● **Your assignment**: Write out the entries exactly, pictures excluded.

[Source material Boundary: Start]

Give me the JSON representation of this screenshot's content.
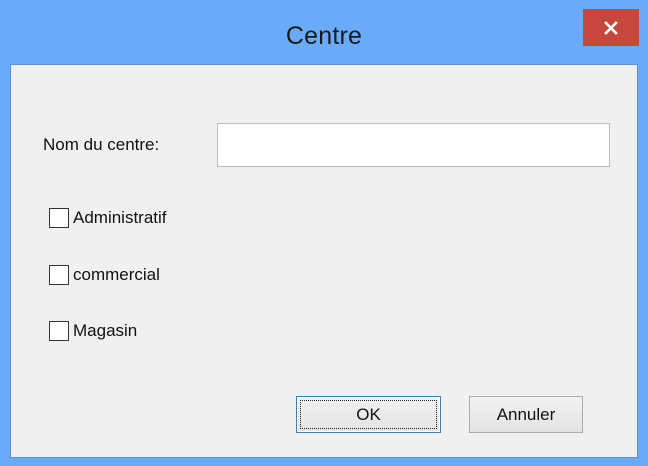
{
  "window": {
    "title": "Centre"
  },
  "form": {
    "name_label": "Nom du centre:",
    "name_value": "",
    "checkboxes": [
      {
        "label": "Administratif",
        "checked": false
      },
      {
        "label": "commercial",
        "checked": false
      },
      {
        "label": "Magasin",
        "checked": false
      }
    ]
  },
  "buttons": {
    "ok_label": "OK",
    "cancel_label": "Annuler"
  },
  "colors": {
    "titlebar": "#6aabf9",
    "close_button": "#c7473d",
    "client_background": "#f0f0f0"
  },
  "icons": {
    "close": "close-icon"
  }
}
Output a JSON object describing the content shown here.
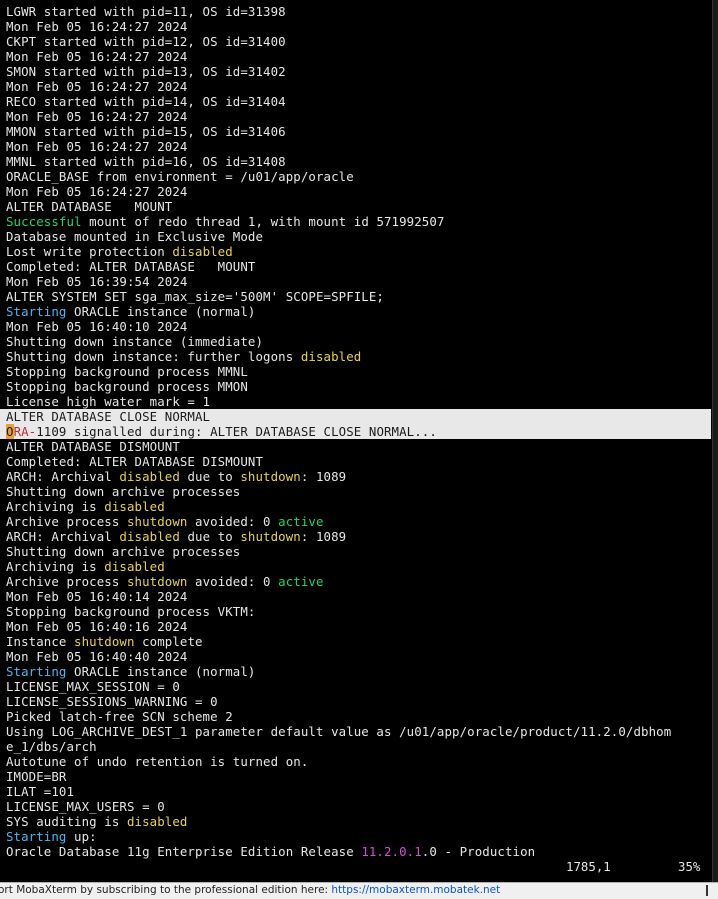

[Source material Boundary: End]

● **Finished exercise**:
Give me the JSON representation of this screenshot's content.
{
  "window": {
    "title": "Centre"
  },
  "form": {
    "name_label": "Nom du centre:",
    "name_value": "",
    "checkboxes": [
      {
        "label": "Administratif",
        "checked": false
      },
      {
        "label": "commercial",
        "checked": false
      },
      {
        "label": "Magasin",
        "checked": false
      }
    ]
  },
  "buttons": {
    "ok_label": "OK",
    "cancel_label": "Annuler"
  },
  "colors": {
    "titlebar": "#6aabf9",
    "close_button": "#c7473d",
    "client_background": "#f0f0f0"
  },
  "icons": {
    "close": "close-icon"
  }
}
Output a JSON object describing the content shown here.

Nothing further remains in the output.